Life threatening state of affairs
Defendant failed to summon help for the victim, who had overdosed on heroin and subsequently died. Defendant was victim’s half-sister and had supplied the heroin which victim had injected, both were addicts. Defendant put the victim to bed, hoping that she would recover.
Conviction for manslaughter was upheld. It was found a duty arose when a person had created or contributed to the creation of a state of affairs that he knew, or ought reasonably to have known, had become life threatening. There becomes a duty to take reasonable steps to save the life.
The fact a defendant is negligent is not sufficient to convict, the negligence must be gross.
Defendant was a doctor in a case where a woman died giving birth. Established negligence required as the basis for criminal liability.
.. in order to establish criminal liability the facts must be such that, in the opinion of the jury, the negligence of the accused went beyond a mere matter of compensation between subjects and showed such disregard for the life and safety of others as to amount to a crime against the State and conduct deserving punishment....
Defendant attempted to pass another car by driving on the offside of the road and killed the victim, a pedestrian.
..There is an obvious difference in the law of manslaughter between doing an unlawful act and doing a lawful act with a degree of carelessness which the legislature makes criminal. If it were otherwise a man who killed another while driving without due care and attention would ex necessitate commit manslaughter... [and] a very high degree of negligence is required to be proved before the felony is established....
.. The jury will have to consider whether the extent to which the defendant's conduct departed from the proper standard of care incumbent upon him, involving as it must have done a risk of death to the patient, was such that it should be judged criminal....
Essentially, it is for individual juries to decide, taking into to account the evidence, whether the breach of duty was serious enough to amount to gross negligence. This has lead to some inconsistent decisions.
Defendant, a scout leader, took a group to Snowdon and the victim, a 10 year old, fell and died. Evidence showed some safety procedures had not been fully adhered to. However, the jury found there was not sufficient disregard for life to amount to gross negligence. Defendant acquitted.
Defendant’s allowed the victims, their 7 year old daughter and a friend, to play near a railway line. Defendant’s had promised to warn the victim’s of any approaching trains. Victims were killed by a train the defendant’s had not seen. Defendants were found guilty of gross negligence manslaughter.
Risk of death
In Adomako (1994),
a risk of deathcaused by the defendant’s conduct was referred to in the judgement by Lord Mackay. There is a lack of clarity on this point, although it seems logical such a test is applied.
In Stone and Dobinson (1977) it was sufficient for there to simply be a risk to the
health and welfareof the victim.

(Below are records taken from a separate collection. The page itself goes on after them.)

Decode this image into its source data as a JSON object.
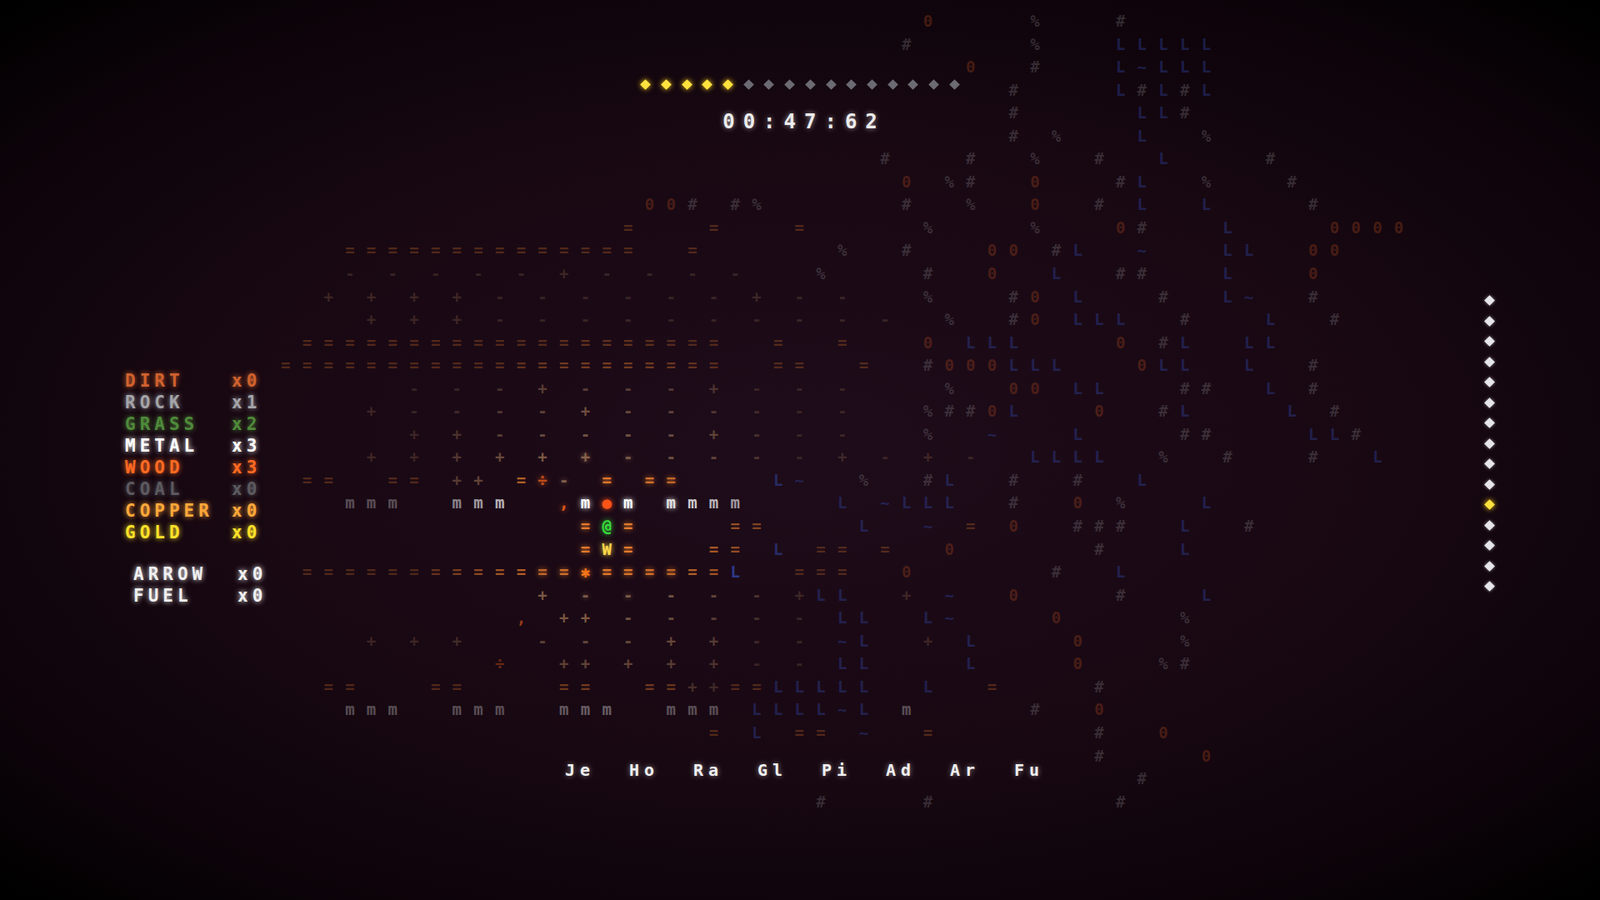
{
  "timer": "00:47:62",
  "progress": [
    {
      "filled": true
    },
    {
      "filled": true
    },
    {
      "filled": true
    },
    {
      "filled": true
    },
    {
      "filled": true
    },
    {
      "filled": false
    },
    {
      "filled": false
    },
    {
      "filled": false
    },
    {
      "filled": false
    },
    {
      "filled": false
    },
    {
      "filled": false
    },
    {
      "filled": false
    },
    {
      "filled": false
    },
    {
      "filled": false
    },
    {
      "filled": false
    },
    {
      "filled": false
    }
  ],
  "inventory": [
    {
      "name": "DIRT",
      "count": "x0",
      "color": "#d0622e"
    },
    {
      "name": "ROCK",
      "count": "x1",
      "color": "#a4a4a8"
    },
    {
      "name": "GRASS",
      "count": "x2",
      "color": "#4f8a3a"
    },
    {
      "name": "METAL",
      "count": "x3",
      "color": "#ffffff"
    },
    {
      "name": "WOOD",
      "count": "x3",
      "color": "#ff6a22"
    },
    {
      "name": "COAL",
      "count": "x0",
      "color": "#5c5a60"
    },
    {
      "name": "COPPER",
      "count": "x0",
      "color": "#ffa83a"
    },
    {
      "name": "GOLD",
      "count": "x0",
      "color": "#ffe22a"
    }
  ],
  "ammo": [
    {
      "name": "ARROW",
      "count": "x0"
    },
    {
      "name": "FUEL",
      "count": "x0"
    }
  ],
  "depth": [
    {
      "selected": false
    },
    {
      "selected": false
    },
    {
      "selected": false
    },
    {
      "selected": false
    },
    {
      "selected": false
    },
    {
      "selected": false
    },
    {
      "selected": false
    },
    {
      "selected": false
    },
    {
      "selected": false
    },
    {
      "selected": false
    },
    {
      "selected": true
    },
    {
      "selected": false
    },
    {
      "selected": false
    },
    {
      "selected": false
    },
    {
      "selected": false
    }
  ],
  "hotbar": [
    "Je",
    "Ho",
    "Ra",
    "Gl",
    "Pi",
    "Ad",
    "Ar",
    "Fu"
  ],
  "map": {
    "rows": [
      "                              0    %   #",
      "                             #     %   LLLLL",
      "                                0  #   L~LLL",
      "                                  #    L#L#L",
      "                                  #     LL#",
      "                                  # %   L  %",
      "                            #   #  %  #  L    #",
      "                             0 %#  0   #L  %   #",
      "                 00# #%      #  %  0  # L  L    #",
      "                =   =   =     %    %   0#   L    0000",
      "   ==============  =      %  #   00 #L  ~   LL  00",
      "   - - - - - + - - - -   %    #  0  L  ##   L   0",
      "  + + + + - - - - - - + - -   %   #0 L   #  L~  #",
      "    + + + - - - - - - - - - -  %  #0 LLL  #   L  #",
      " ====================  =  =   0 LLL    0 #L  LL",
      "=====================  ==  =  #000LLL   0LL  L  #",
      "      - - - + - - - + - - -    %  00 LL   ##  L #",
      "    + - - - - + - - - - - -   %##0L   0  #L    L #",
      "      + + - - - - - + - - -   %  ~   L    ##    LL#",
      "    + + + + + + - - - - - + - + -  LLLL  %  #   #  L",
      " ==  == ++ =÷- = ==    L~  %  #L  #  #  L",
      "   mmm  mmm  ,m●m mmmm    L ~LLL  #  0 %   L",
      "              =@=    ==    L  ~ = 0  ###  L  #",
      "              =W=   == L == =  0      #   L",
      " =============✱======L  ===  0      #  L",
      "            + - - - - - +LL  + ~  0    #   L",
      "           , ++ - - - - - LL  L~    0     %",
      "    + + +   - - - + + - - ~L  + L    0    %",
      "          ÷  ++ + + + - - LL    L    0   %#",
      "  ==   ==    ==  ==++==LLLLL  L  =    #",
      "   mmm  mmm  mmm  mmm LLLL~L m     #  0",
      "                    = L == ~  =       #  0",
      "                                      #    0",
      "                                        #",
      "                         #    #        #"
    ]
  }
}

Previously it was suggested the test was
disregard for the life and safety of others(Bateman (1925)).
Misra and Srivastava (2004)
Defendants were doctors who had been convicted of gross negligence manslaughter in relation to the death of patients.
On appeal, they argued that the test, whether it was
a risk of deathor risk to the
health and welfare, was too unclear. Defendants put forward that the offence of gross negligence manslaughter breached Article 7 of the European Convention Human Rights as it was too uncertain.
Court of Appeal held the elements of gross negligence manslaughter had been made clear in Adomako (1994) and therefore, there was no breach of Article 7.
Involuntary manslaughter is an offence based on the fact the defendant does not have the intention to kill or cause serious harm.